It surely pains God to see someone who has lost hope and abandoned their faith. Each of us are his children and are important in his eyes – even those who are lost.

How do you regain lost faith? Pray, of course, and ask God to remind you of the time when faith was important in your life, how much stronger you were, how comforting it felt. Count your blessings, not your pain, and God will help you find your way back.

The science and history behind the story

Shepherds in ancient Israel

Shepherds are often used in New Testament analogies. No other profession risked everything to protect something that was worth less than the protector. But shepherds were used in analogies for another reason too. In ancient Israel, shepherds were considered uncivilized and low class. This humble profession fits the symbolization of persecuted Christians who were also considered lesser than others at the time.

Bible Text

NIV

12 “What do you think? If a man owns a hundred sheep, and one of them wanders away, will he not leave the ninety-nine on the hills and go to look for the one that wandered off? 13 And if he finds it, truly I tell you, he is happier about that one sheep than about the ninety-nine that did not wander off. 14 In the same way your Father in heaven is not willing that any of these little ones should perish.

The New International Version. Grand Rapids, MI: Zondervan, 2011. Print.

The NET Bible

18:12 What do you think? If someone owns a hundred sheep and one of them goes astray, will he not leave the ninety-nine on the mountains and go look for the one that went astray? 18:13 And if he finds it, I tell you the truth, he will rejoice more over it than over the ninety-nine that did not go astray. 18:14 In the same way, your Father in heaven is not willing that one of these little ones be lost.

Biblical Studies Press. The NET Bible First Edition; Bible. English. NET Bible.; The NET Bible. Biblical Studies Press, 2006. Print.

New King James Version

12 “What do you think? If a man has a hundred sheep, and one of them goes astray, does he not leave the ninety-nine and go to the mountains to seek the one that is straying? 13 And if he should find it, assuredly, I say to you, he rejoices more over that sheep than over the ninety-nine that did not go astray. 14 Even so it is not the will of your Father who is in heaven that one of these little ones should perish.

The New King James Version.

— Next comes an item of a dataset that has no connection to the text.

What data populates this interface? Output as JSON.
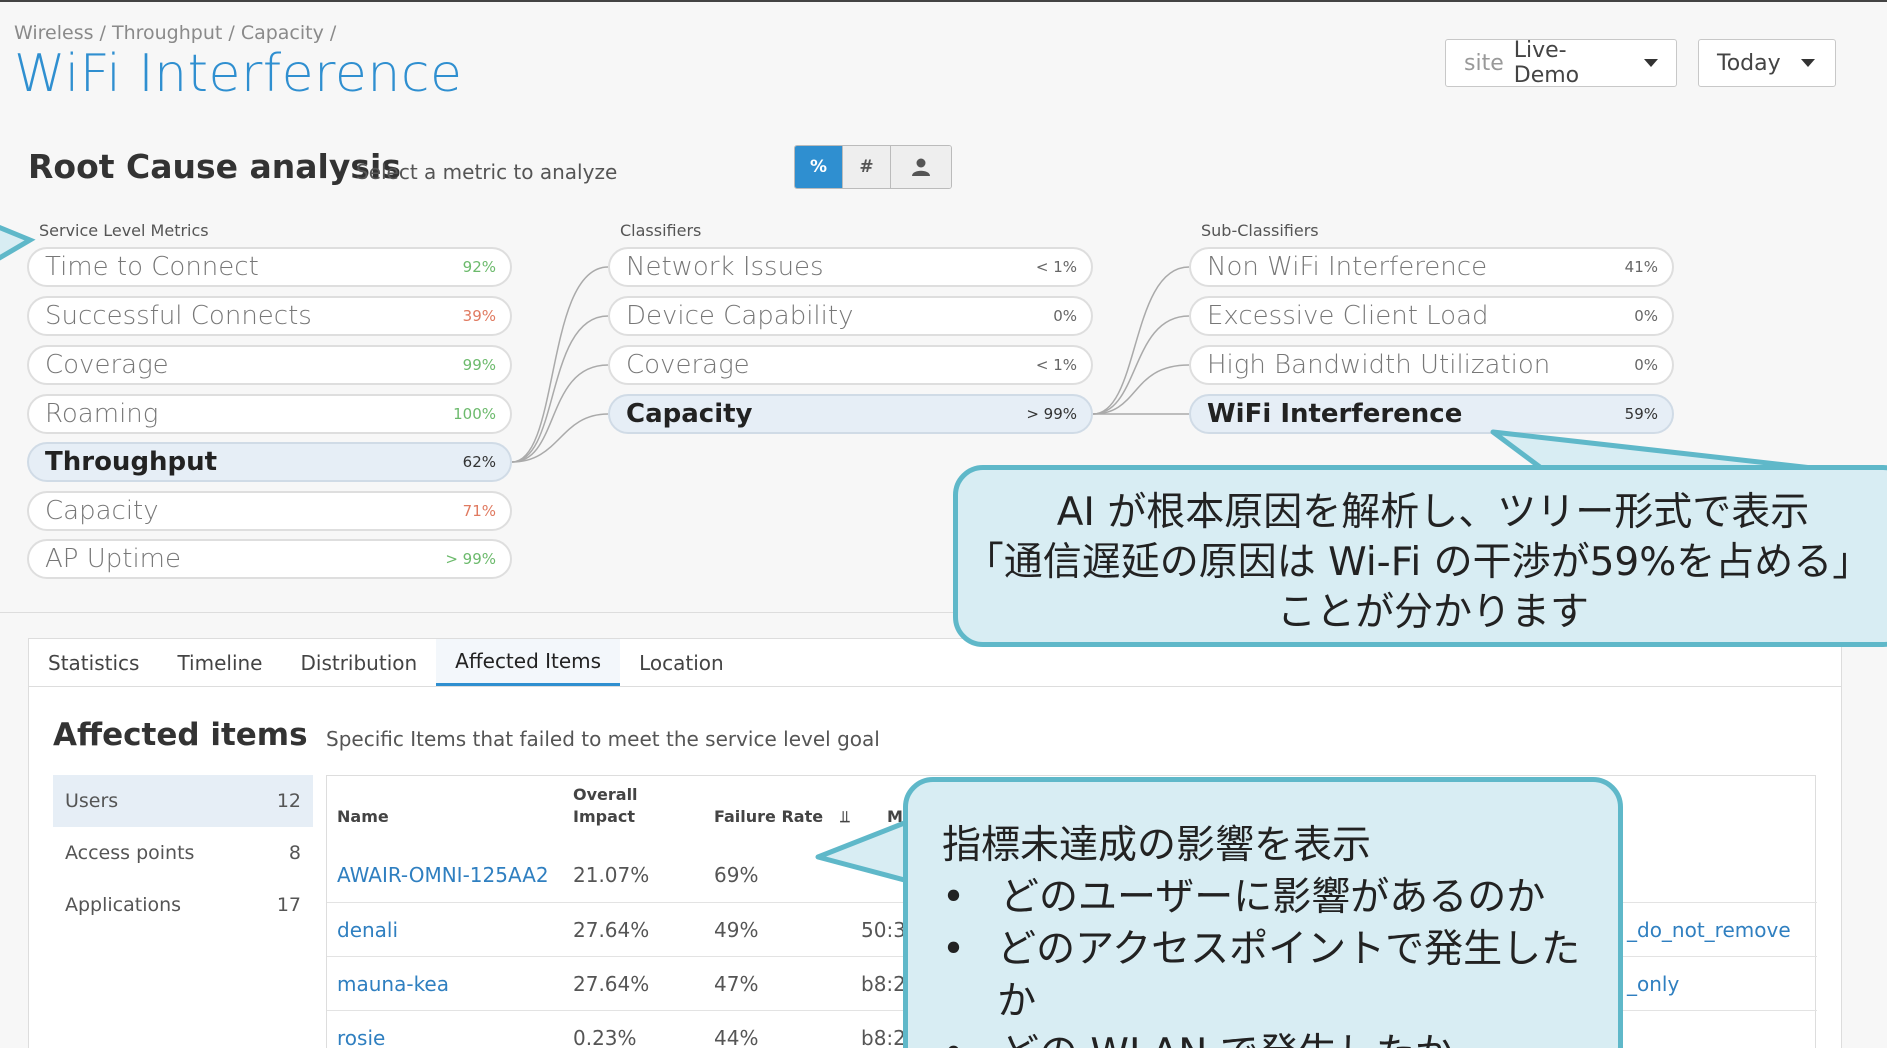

Nashville: Thomas Nelson, 1982. Print.

The Message

12–14 “Look at it this way. If someone has a hundred sheep and one of them wanders off, doesn’t he leave the ninety-nine and go after the one? And if he finds it, doesn’t he make far more over it than over the ninety-nine who stay put? Your Father in heaven feels the same way. He doesn’t want to lose even one of these simple believers.

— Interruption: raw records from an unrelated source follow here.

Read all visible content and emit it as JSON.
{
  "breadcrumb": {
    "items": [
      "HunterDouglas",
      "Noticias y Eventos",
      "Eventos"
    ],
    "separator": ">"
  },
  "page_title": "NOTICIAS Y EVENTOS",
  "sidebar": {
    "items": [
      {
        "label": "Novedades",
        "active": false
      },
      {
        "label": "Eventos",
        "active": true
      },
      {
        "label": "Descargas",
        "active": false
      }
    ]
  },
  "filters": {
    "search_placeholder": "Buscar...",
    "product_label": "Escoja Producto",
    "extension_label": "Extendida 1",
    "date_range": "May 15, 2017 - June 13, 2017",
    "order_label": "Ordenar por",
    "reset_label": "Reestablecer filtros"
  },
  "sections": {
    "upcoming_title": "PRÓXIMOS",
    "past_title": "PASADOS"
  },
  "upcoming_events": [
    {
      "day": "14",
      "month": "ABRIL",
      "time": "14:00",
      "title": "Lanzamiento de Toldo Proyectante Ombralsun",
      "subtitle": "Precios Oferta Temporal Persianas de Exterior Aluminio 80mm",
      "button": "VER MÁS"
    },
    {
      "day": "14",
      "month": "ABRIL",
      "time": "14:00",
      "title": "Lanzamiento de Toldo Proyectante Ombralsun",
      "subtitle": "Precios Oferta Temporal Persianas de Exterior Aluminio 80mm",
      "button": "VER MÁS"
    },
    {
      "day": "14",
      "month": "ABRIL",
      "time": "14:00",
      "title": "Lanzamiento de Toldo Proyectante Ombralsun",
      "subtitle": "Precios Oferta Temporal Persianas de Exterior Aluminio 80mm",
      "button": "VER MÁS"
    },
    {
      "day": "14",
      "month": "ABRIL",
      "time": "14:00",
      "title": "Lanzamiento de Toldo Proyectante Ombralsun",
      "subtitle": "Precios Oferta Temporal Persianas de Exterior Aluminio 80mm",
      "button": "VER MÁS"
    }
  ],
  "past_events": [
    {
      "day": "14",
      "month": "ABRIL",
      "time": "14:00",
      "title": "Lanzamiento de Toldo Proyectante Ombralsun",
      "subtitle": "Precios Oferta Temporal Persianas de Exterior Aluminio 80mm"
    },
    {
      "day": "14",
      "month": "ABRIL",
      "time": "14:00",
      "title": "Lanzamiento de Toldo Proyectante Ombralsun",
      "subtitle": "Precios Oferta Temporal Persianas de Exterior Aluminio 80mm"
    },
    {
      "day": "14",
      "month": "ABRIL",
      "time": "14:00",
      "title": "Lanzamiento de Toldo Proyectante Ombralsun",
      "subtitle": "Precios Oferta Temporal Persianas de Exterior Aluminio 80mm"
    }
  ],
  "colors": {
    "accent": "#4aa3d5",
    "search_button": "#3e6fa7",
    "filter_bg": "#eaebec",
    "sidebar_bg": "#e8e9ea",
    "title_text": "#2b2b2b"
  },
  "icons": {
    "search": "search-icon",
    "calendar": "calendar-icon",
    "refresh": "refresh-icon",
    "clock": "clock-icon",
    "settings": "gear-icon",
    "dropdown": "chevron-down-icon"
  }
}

Peterson, Eugene H. The Message: The Bible in Contemporary Language. Colorado Springs, CO: NavPress, 2005. Print.

King James Version

12 How think ye? if a man have an hundred sheep, and one of them be gone astray, doth he not leave the ninety and nine, and goeth into the mountains, and seeketh that which is gone astray? 13 And if so be that he find it, verily I say unto you, he rejoiceth more of that sheep, than of the ninety and nine which went not astray. 14 Even so it is not the will of your Father which is in heaven, that one of these little ones should perish.

The Holy Bible: King James Version. Electronic Edition of the 1900 Authorized Version. Bellingham, WA: Logos Research Systems, Inc., 2009. Print.

Sources: NIV, The Message, The NET Bible, King James Version, NET Bible Notes, Faithlife Study Bible, The Apologetics Study Bible, The Bible Knowledge Commentary, Jamieson, Fausset, Brown Commentary, The Bible Reader’s Companion, Matthew Henry’s Commentary, Holman Concise Bible Commentary, The Bible Exposition Commentary, The Teacher’s Bible Commentary, The Teacher’s Commentary, The Bible Guide, Word Studies in the New Testament, Holman Bible Handbook, Calvin Commentaries, Wiersbe’s Expository Outlines, The New Manner and Customs of the Bible, Holman Illustrated Bible Dictionary, The Lexham Bible Dictionary, Easton’s Bible Dictionary, Harper’s Bible Dictionary, Baker Encyclopedia of the Bible, The Archaeological Encyclopedia, Biblical Archaeology Review, The New Bible Dictionary, The Lexham Analytical Lexicon, Glossary of Morpho-Syntactic Database, Greg Olsen (artist), Simon Dewey (artist)